Despite this setback, Turkey recently fortified its military bases and increased its operations in northern Iraq against the Kurdistan Workers’ Party (PKK), a group that Ankara considers to be a terrorist organization. Furthermore, Ankara firmly supports the deal signed between Baghdad and Erbil in Oct. 2020 that seeks to "restore stability and normalize conditions" alongside removing PKK and PMU forces from Sinjar -a district of the Nineveh Governorate in northern Iraq. Turkey stated bluntly that it would never allow Sinjar to become a “second Qandil,” referencing the Iraqi border region that serves as PKK headquarters.
Of note, the close relations between the PMU and PKK in Sinjar are no secret. While the Sinjar Resistance Units (YBS) deny any organizational linkage with the PKK, many observers refer to them interchangeably. Against this backdrop, YBS members who receive salaries from the PMU are reportedly sharing such income with other non-PMU members.
Meanwhile, the Iran-backed Asa'ib Ahl Al-Haq (AAH) has threatened to fight Turkey if Ankara were to make a move in Sinjar. Iran's Ambassador to Iraq, Iraj Masjedi, moreover, criticized Turkey in February for violating Iraq's sovereignty. Yet the harsh rhetoric of pro-Iran forces in Iraq must be understood in the context of the ongoing rivalry between Ankara and Tehran on other foreign policy matters, including Syria and Azerbaijan.
A Delicate Balance

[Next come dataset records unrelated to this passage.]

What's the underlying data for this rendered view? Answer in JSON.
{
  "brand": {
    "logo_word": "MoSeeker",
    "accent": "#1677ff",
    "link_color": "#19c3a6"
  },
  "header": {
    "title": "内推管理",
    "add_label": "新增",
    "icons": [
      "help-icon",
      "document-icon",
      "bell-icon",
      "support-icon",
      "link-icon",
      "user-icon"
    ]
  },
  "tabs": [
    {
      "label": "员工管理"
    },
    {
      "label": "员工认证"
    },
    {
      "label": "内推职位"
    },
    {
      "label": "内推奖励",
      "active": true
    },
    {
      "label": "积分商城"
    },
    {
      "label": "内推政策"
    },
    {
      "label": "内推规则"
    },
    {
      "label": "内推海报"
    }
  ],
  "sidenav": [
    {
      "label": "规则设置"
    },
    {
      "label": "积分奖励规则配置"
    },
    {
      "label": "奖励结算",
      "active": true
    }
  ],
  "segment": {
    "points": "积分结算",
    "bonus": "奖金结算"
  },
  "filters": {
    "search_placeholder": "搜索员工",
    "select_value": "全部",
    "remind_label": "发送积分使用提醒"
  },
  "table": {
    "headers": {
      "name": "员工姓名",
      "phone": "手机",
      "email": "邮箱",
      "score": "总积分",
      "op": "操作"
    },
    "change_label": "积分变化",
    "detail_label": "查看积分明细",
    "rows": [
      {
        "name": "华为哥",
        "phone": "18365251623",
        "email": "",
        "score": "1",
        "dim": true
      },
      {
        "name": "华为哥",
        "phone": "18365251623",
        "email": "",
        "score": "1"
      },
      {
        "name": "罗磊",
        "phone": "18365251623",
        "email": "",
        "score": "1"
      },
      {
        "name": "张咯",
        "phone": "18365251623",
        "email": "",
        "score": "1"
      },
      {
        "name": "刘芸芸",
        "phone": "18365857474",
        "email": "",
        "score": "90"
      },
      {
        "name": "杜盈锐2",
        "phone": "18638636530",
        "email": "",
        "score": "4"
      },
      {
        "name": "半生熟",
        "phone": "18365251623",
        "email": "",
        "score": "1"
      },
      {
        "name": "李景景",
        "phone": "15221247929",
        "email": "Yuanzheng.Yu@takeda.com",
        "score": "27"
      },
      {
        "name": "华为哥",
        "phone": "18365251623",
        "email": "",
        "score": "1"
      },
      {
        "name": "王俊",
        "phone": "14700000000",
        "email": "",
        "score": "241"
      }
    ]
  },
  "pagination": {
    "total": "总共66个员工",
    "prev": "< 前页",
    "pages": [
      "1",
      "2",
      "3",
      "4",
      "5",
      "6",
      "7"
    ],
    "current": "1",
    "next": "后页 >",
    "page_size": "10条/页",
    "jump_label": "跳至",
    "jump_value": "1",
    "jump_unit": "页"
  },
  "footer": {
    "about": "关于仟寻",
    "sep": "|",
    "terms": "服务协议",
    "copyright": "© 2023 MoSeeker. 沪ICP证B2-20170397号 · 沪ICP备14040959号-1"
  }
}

While the post-2003 governments in Iraq have been weak and unstable, the deeply-entrenched armed groups continue to be the main determinant of Iraq's relations with other countries. Turkey, therefore, should be aware that although relations with Kadhimi’s government are temporary, ties with Iran-backed groups appear to be for the long haul.
Ankara must balance these sides by developing relations with all of Iraq’s communities: whether Sunnis, Kurds or Shiites—including top Shiite cleric Grand Ayatollah Ali Al-Sistani. Meanwhile, Turkey can use its relations with Iran in order to limit Tehran-backed political and armed groups' negative effect on Ankara-Baghdad relations, knowing that Iran has ultimate power over these groups.
However, since Iran has been in a regional rivalry with Turkey, the idea of attempting to limit these groups with Tehran's help might not pan out. Furthermore, by engaging in backchannel-diplomacy with the leaders of Iran-backed political and armed groups, Ankara could set up another limited path to circumvent crises with less damage.
This article was published in Amwaj Media website under the title of “Turkey-PMU tensions mount as Ankara engages with Baghdad” on May 19, 2021.